December 9, 2023 | Rome, Italy

Dreaming in Umbrian

By |2018-04-29T22:27:59+02:00April 27th, 2018|"In Provincia"|
Savory tagliolini with roasted asparagus and tomato sauce.

lose your eyes. Imagine a long table in a sunny garden laden with delicious food and wine. Look around you. Take in the rural green, the scents of the season. Now, begin to eat.

You have all the time in the world. You can savor both the flavors and the lively company. For a little while at least, tomorrow is far, far away. You’re dreaming of Italy, right?

Some aspects of life in rustic Italy are just the kind of slower syncopation many of us seek to embrace.

In Umbria, deep in the heart of all things rustic, life still revolves around a cycle of holidays and festivals. Many are derived from ancient rituals that marked changing seasons, planting or harvesting crops or the position of the stars. In fact, the population of Italy’s countryside is an ongoing case study in archeological anthropology.

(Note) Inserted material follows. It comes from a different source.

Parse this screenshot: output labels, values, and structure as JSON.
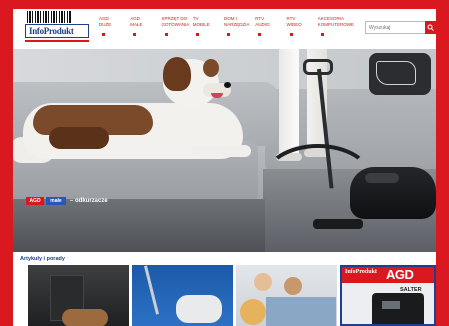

Mind you, life out here is full of bothers. A good many of them are as challenging and frustrating as those faced by city-dwellers.

Out here we also have shopping malls and cinemas as well as supermarket sushi.

But when it comes to leisure time, we love a village party above any other form of entertainment. With plenty to eat and drink, of course.

That’s why visiting Umbria gives you that sempre festa feelingalways a party, always a feast. Weekend festivities may include sagre, village religious processions, or historic re-enactments of battles, dances and games from long ago.

Would you like to meet us? Just ask around and you’ll be sure to find an excuse to celebrate; it could be a festival somewhere new to you, or right next door; next month or next Sunday.

Even if you don’t speak Italian, or only use FaceBook, there are other ways to find events. Here are a few suggestions:

  • Check out wineries and olive presses Vineyards and olive plantations farms where oil is made are big engines of outdoor entertainment. From April through October, they offer opportunities to picnic amid the vineyards and enjoy a spread of bruschetta. Major events include Cantine Aperte (open cellar day) at the end of May and Frantoi aperti (open oil mill day) at the end of October.
  • Follow medieval themes We Italians love dressing up, and not only for Carnival. Most Umbrian hill-towns date back to between the 12th and 15th centuries, which makes them perfect for reviving the ambience of ancient festivals. Don’t miss the Calendimaggio in Assisi, the Sagra delle Gaite in Bevagna, the Corsa dei Ceri in Gubbio and the Quintana in Foligno (and probably 10 or 15 more). As you wend your way around a region, check out the posters affixed along streets and roads. Forget Wi-Fi: Italians still broadcast their parties the old-fashioned way.
  • Seek out unfamiliar foods Have you ever tasted pigeon? Snails or frogs? Or a dessert made from onions?Goose ragù? Each of these has its own festival. Typically these festivals take place in off-the-beaten track villages, where locals strive all year to attract crowds for their two- or three-day feast. Here’s your chance to sit under a tarp to watch the oldies dancing the polka. Don’t knock eccentric experiences. Time marches on. But if you can’t join us for the party, cook up your own Umbrian storm to enjoy under your own spring sun. Just please invite someone. Don’t be alone.

Tagliolini with roasted asparagus and tomato sauce (Serves 2-3)


  • 300 gr. (10 oz.) thin green asparagus.
  • 2 large garlic cloves. Mince one finely; crush the second one.
  • 1 small chili pepper, thinly sliced.
  • 3-4 tablespoons extra virgin olive oil.
  • The Scheggino village festival.

    2-3 tablespoons grated Parmesan cheese.

  • 1 400 g (14 oz.) can organic crushed or diced tomatoes.
  • 300 gr. (10 oz.) spaghetti or fresh tagliolini.


— Rinse the asparagus and remove the woody part of the stem. Toss with 1 tablespoon of olive oil. Transfer to a shallow baking pan and broil or bake at 220° C (425° F) for 15-20 min until cooked through and slightly charred. Remove from the oven, add the crushed garlic. Cover and let asparagus infuse for at least 10 min. Chop in bite size pieces.

— In a shallow pan – a deep frying pan is ideal – sauté the finely minced garlic in olive oil over low heat until fragrant. Add undrained tomatoes, cover and simmer for 10 minutes until slightly reduced.

— Meanwhile cook the spaghetti or tagliolini until al dente, strain and transfer the pasta to the pan of tomato sauce. Add the roasted asparagus. Over high heat, stir quickly so the pasta absorbs the sauce. Drizzle 1-2 tablespoons olive oil and serve with sprinkling of grated Parmesan.

Reread the first paragraph of this column and close your eyes.

About the Author:

Letizia Mattiacci wrote the "In Provincia" column from 2011 through 2019.